Tuesday, 10 April 2012
Oracle III (C64)
Originally completed in 1995, Oracle III was developed in the twilight years of the C64's commercial existence, and as such it suffered the same fate of many games of that period in that it failed to find a publisher. However, miraculously the game that everyone thought was lost recently reappeared on CSDB in 2006, and a few more years down the line Art Project Studios finally managed to get their game out on (digital) shop shelves via retro publisher Psytronik!
This one completely slipped under my radar when it was released at the end of 2011, and despite not being a huge puzzle game fan I thought I'd take a gamble on the £1.99 download to show my support. And as it happens, this turned out to be a gamble worth taking - Oracle III is a fantastic and original game with high quality production values and a huge amount of levels to beat.
At it's core, Oracle III is a tile matching game - a genre that I usually loath - but the twist here is that instead of controlling a generic cursor you move about a little frog (or Free-Roaming Object Grappler, to be precise) who has to ride the tiles around the screen in order to join them together. So from you starting point, every time you move on from two or more connected tiles of the same pattern they vanish - and when you need to move tiles from one area to another you have to repeatedly swap them around each other by jumping between them every time you move. This gives the over-saturated match-x genre a refreshing arcade feel, whilst still requiring a good deal of cerebral prowess in order to progress through the more difficult levels.
But I'm jumping forward here - lets talk a little about first impressions. Upon loading the game you are initially presented with a cracktro-style intro screen (complete with logo, a bouncing sprite and fading credits text), clearing show the game's scene roots. Its obvious that a lot of work went into the presentation, and it makes a refreshing change to many other modern homebrew games that throw you straight into the action without building up any atmosphere beforehand. Oracle III wants you to know that it's a special game from the outset, and this intro is certainly a great start.
Following this, the player is faced with a rather ominous looking full-screen of text options, but ultimately it's pretty simple - select difficulty, turn on or off background graphics and music/sfx, set your lives and frog colour. Each difficulty setting has 32 screens to solve (with a fourth difficulty unlocked after mastering the hard setting), meaning that there are 128 to beat in total. Not only that, but you have just a few lives and five credits in which to achieve this - and with no passwords Oracle III is far from a casual affair, requiring time, practice and dedication to beat.

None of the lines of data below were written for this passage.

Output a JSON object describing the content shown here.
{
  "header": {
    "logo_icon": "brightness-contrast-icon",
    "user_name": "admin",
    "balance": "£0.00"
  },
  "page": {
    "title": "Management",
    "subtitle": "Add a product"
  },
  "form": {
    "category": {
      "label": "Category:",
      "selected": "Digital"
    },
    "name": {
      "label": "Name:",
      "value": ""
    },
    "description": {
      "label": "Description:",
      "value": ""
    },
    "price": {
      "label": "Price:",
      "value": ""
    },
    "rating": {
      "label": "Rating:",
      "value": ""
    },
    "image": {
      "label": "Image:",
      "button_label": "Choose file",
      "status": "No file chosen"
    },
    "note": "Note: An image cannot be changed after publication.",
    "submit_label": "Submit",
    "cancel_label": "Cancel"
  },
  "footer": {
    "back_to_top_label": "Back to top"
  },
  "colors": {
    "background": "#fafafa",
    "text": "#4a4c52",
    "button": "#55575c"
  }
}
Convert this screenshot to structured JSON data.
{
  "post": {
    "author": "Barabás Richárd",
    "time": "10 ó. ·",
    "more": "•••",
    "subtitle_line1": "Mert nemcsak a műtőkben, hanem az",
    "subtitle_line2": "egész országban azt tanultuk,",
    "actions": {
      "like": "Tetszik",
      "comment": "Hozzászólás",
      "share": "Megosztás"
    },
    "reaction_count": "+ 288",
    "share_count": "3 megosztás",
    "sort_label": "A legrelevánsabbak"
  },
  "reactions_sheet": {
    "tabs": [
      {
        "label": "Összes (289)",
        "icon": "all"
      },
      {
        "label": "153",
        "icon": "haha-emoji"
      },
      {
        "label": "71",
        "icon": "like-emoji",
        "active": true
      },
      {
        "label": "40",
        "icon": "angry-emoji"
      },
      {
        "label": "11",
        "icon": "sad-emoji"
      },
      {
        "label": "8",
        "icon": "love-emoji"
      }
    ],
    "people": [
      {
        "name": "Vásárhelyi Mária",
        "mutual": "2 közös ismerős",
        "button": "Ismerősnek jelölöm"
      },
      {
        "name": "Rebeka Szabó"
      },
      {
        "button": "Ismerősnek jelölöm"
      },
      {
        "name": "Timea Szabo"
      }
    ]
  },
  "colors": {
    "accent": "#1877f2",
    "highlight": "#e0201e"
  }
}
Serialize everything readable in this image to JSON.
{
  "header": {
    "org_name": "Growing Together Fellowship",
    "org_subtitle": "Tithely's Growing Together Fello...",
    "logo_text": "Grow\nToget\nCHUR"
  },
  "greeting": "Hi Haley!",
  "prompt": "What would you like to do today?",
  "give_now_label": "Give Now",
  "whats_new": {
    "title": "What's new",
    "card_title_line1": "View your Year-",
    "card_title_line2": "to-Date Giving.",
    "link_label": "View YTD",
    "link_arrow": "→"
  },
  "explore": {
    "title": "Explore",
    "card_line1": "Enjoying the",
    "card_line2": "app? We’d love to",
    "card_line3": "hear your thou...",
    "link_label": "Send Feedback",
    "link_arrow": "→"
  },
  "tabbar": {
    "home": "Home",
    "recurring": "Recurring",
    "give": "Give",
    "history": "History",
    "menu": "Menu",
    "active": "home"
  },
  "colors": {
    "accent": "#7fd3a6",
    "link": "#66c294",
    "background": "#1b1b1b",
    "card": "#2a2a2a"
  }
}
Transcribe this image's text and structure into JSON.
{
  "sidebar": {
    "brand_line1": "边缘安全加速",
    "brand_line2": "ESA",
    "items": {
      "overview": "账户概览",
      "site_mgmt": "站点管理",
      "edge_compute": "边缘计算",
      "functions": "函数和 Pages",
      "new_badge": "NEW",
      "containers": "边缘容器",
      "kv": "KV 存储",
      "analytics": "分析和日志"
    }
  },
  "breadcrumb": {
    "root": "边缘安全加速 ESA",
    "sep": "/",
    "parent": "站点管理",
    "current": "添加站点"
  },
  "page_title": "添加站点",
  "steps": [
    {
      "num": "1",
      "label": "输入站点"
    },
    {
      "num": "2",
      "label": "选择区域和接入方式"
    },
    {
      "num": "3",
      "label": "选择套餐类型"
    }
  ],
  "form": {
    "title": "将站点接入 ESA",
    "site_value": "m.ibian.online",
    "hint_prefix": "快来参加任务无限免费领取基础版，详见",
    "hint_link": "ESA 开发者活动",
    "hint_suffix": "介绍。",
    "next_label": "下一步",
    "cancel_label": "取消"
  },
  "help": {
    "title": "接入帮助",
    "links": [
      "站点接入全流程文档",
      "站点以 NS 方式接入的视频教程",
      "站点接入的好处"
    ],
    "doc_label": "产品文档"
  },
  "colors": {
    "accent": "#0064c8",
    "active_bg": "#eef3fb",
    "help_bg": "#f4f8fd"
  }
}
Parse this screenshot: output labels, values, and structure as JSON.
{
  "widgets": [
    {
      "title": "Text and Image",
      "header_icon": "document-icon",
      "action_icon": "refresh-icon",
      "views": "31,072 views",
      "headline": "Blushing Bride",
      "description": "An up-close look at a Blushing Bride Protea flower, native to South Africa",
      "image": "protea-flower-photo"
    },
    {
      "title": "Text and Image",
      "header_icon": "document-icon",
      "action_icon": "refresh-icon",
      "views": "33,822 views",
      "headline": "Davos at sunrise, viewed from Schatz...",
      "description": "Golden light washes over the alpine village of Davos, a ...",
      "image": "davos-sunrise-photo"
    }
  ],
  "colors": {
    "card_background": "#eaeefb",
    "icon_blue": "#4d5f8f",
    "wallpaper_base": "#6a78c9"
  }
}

The game features an incredible amount of content, with a wide variety of background graphics (although on some levels the game can be less confusing if you turn them off) and an excellent ambient SID soundtrack that is more than worthy of the bonus OST-CD release that is packaged with the premium disk version of the game. However, I can't end this review without picking at a couple of small things that niggled me whilst playing.
I suspect that like me, the majority of C64 gamers these days don't have the time it would take to beat all 128 levels in one sitting. As I played the downloadable version through VICE, this wasn't a major issue as I could save my game via a memory snapshot - but I can't help but feel that a password system would have been a great addition to the game. Having said that, at least it isn't necessary to actually beat all the intelligence-insulting Easy and not-much-harder Medium levels to win - I'm told that the game can actually be completed by beating the 32 Hard and unlockable 32 Professional levels only, although I haven't been able to achieve this myself yet.
I say 'yet' here because Oracle III is definitely a game I'll be returning to again. What I've played so far I've thoroughly enjoyed, and considering I'm not usually a fan of the genre (read as 'a match-x hater'), this is quite an achievement. Sadly there's no demo version available, but if this review has at all piqued your interest then I'd certainly recommend that you give the super-cheap £1.99 digital download a go - although to be honest, after hearing the soundtrack I'm almost regretful that I didn't buy the £10.99 premium version to get the included OST CD.
Buy the game here (from Psytronik Software).
Run it using VICE (free software).